Pharmacists are experts in drugs
An article by Florian Schumann
That is what it’s about
Cancer is not always cancer. For example, if certain structures are present on cancer cells in a breast cancer patient, they can be treated with a special antibody that would be ineffective in other cancer cells. Exciting times are on the horizon for pharmacists, starting with such personalized medicines. "The mechanisms of action today are strongly in focus, whereby it is still not always clear how some older drugs work," says Bernd Clement, Professor of Pharmaceutical Chemistry at Kiel University and chair of the Pharmaceuticals Conference. The prospective pharmacists learn how drugs are made, how they work, how to make them and what risks users face. They also look at how the human organism works and what makes it sick. Possible employers are the pharmaceutical industry, drug testing centres and research. Most graduates, however, work in a pharmacy where they are "responsible for properly supplying the population with medicines," says Clement.
This is how the course runs
A degree in pharmacy usually takes eight semesters, plus the practical year.

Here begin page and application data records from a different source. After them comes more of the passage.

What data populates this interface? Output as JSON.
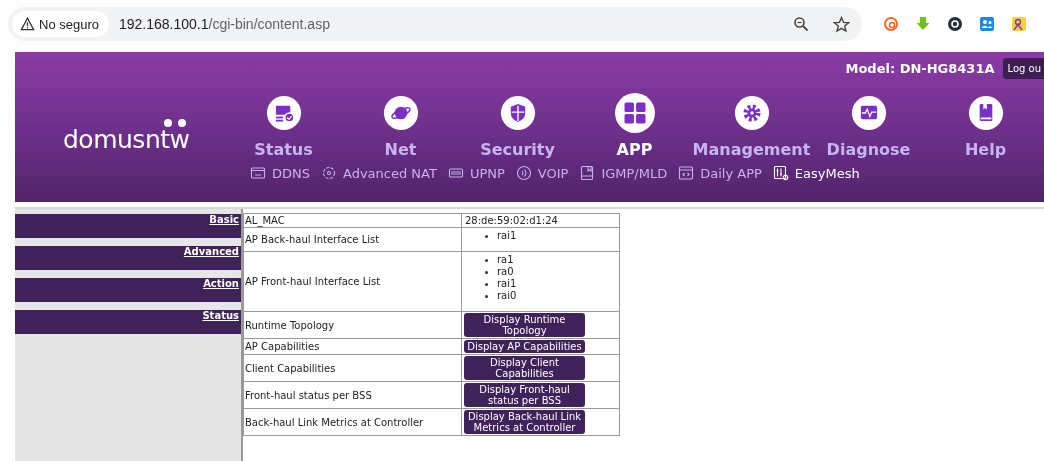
{
  "browser": {
    "security_label": "No seguro",
    "url_host": "192.168.100.1",
    "url_path": "/cgi-bin/content.asp"
  },
  "header": {
    "logo": "domusntw",
    "model": "Model: DN-HG8431A",
    "logout": "Log ou"
  },
  "nav": [
    {
      "label": "Status",
      "selected": false
    },
    {
      "label": "Net",
      "selected": false
    },
    {
      "label": "Security",
      "selected": false
    },
    {
      "label": "APP",
      "selected": true
    },
    {
      "label": "Management",
      "selected": false
    },
    {
      "label": "Diagnose",
      "selected": false
    },
    {
      "label": "Help",
      "selected": false
    }
  ],
  "subnav": [
    {
      "label": "DDNS",
      "selected": false
    },
    {
      "label": "Advanced NAT",
      "selected": false
    },
    {
      "label": "UPNP",
      "selected": false
    },
    {
      "label": "VOIP",
      "selected": false
    },
    {
      "label": "IGMP/MLD",
      "selected": false
    },
    {
      "label": "Daily APP",
      "selected": false
    },
    {
      "label": "EasyMesh",
      "selected": true
    }
  ],
  "sidebar": [
    {
      "label": "Basic"
    },
    {
      "label": "Advanced"
    },
    {
      "label": "Action"
    },
    {
      "label": "Status"
    }
  ],
  "table": {
    "rows": [
      {
        "kind": "text",
        "label": "AL_MAC",
        "value": "28:de:59:02:d1:24"
      },
      {
        "kind": "list",
        "label": "AP Back-haul Interface List",
        "items": [
          "rai1"
        ]
      },
      {
        "kind": "list",
        "label": "AP Front-haul Interface List",
        "items": [
          "ra1",
          "ra0",
          "rai1",
          "rai0"
        ]
      },
      {
        "kind": "button",
        "label": "Runtime Topology",
        "button": "Display Runtime Topology"
      },
      {
        "kind": "button",
        "label": "AP Capabilities",
        "button": "Display AP Capabilities"
      },
      {
        "kind": "button",
        "label": "Client Capabilities",
        "button": "Display Client Capabilities"
      },
      {
        "kind": "button",
        "label": "Front-haul status per BSS",
        "button": "Display Front-haul status per BSS"
      },
      {
        "kind": "button",
        "label": "Back-haul Link Metrics at Controller",
        "button": "Display Back-haul Link Metrics at Controller"
      }
    ]
  }
}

In the undergraduate course, which concludes with the first state examination, the students deal with scientific fundamentals, above all chemistry. The curriculum also includes pharmaceutical analytics, pharmaceutical biology and pharmaceutical technology. For the first time, students learn the composition of ointments, creams and suppositories in the field of drug-based teaching and also produce them themselves. The main study focuses on the development and the effect of medicines. The students deepen their knowledge in the five subject areas of pharmaceutics: Pharmaceutical/medicinal chemistry, pharmaceutical biology, pharmaceutical technology, pharmacology/toxicology and clinical pharmaceutics. During the semester break there are a total of eight weeks of internships, of which at least four weeks are in a pharmacy. The practical year follows the second state exam, six months of which is in a pharmacy. After the third state examination, graduates can apply for authorization to be a pharmacist.
Typical questions raised within the subject
- How does a drug work?
- When do antibiotics help?
- How do you recognize medicinal plants such as St. John's Wort?
- What are the problems when using antibodies as drugs?
- How do you minimize side effects?
- How to use asthma sprays correctly?
- How to determine the content of a drug in a medicinal product?
- Which medicines can be sensibly combined?
The subject suits you,...
As Bernd Clement says, this subject will suit you if you are interested in "science in all its range". Do not be disappointed if your studies are not about medical issues right from the start: In the first semesters, the foundations are laid first, even in the practical exercises. Only afterwards is the focus then on medication and patients. Good knowledge of the natural sciences makes it much easier to get started, even if there are lectures at the beginning, such as "Chemistry for pharmacists", which help to refresh your school knowledge. Laboratory work requires skill and endurance. You often have to repeat experiments before they work. Other than that, it should not bother you to have to deal with sick people: Pharmacists are health care professionals and it is their job to advise patients. Almost 70 percent of the students are women, even more so than in medicine and dentistry.
Is there a numerus clausus?
Pharmaceutics has restricted admission throughout Germany; the course entrance restrictions require grades at the highest end. It is planned that from 2020, new rules will apply.